There are therefore two reasons why we are hesitant about your public meeting. First, we are simply much earlier in the project than you suspect. The documents you identify in your agenda simply have not been created yet. Second, public meetings work well when someone has something to impart, but we are not sure they work well as a way of listening to everyone's views.
Often, only the loudest voices get heard. We'd rather start by listening to everyone in the way they feel comfortable, which is why we're not convinced a public meeting is the right way to start.

What I think might work better is to meet with you, and others, individually, to introduce myself and the project, then take it from there. I'm sure we will have public meetings in the future.
Regards
Michael



TARRAS COMMUNITY PRESS RELEASE 27.7.2020

Tarras International Airport? Community has questions.
The Tarras community urgently convened a meeting on Sunday to address the implications of a proposed International Airport at Tarras Central Otago.
There was unanimous agreement that this was a matter of national rather than just local concern. The major concern was evident lack of due process. For example Christchurch International Airport Ltd is 25% owned by the Crown and 75% by Christchurch City Council. What did the government know about this proposal?
There are many other open questions including climate change, sustainable tourism, the funding trail and the legaility of the whole process.
A public meeting will be held at 7pm on Wednesday 29th July, at the Tarras Community Hall, to which members of national and local government, and a representative of Christchurch International Airport are also invited.

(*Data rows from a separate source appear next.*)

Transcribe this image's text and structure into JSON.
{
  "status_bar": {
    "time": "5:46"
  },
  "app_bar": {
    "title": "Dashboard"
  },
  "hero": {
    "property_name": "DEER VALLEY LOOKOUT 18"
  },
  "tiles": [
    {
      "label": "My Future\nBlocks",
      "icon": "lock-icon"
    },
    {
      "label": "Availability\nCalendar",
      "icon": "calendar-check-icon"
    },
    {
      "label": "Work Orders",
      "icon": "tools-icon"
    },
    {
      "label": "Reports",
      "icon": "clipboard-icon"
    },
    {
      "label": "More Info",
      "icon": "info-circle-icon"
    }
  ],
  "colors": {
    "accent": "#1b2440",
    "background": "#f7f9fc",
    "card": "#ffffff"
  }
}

Tarras Community Trust
TarrasCommunity@gmail.com



Updated 11 August 2020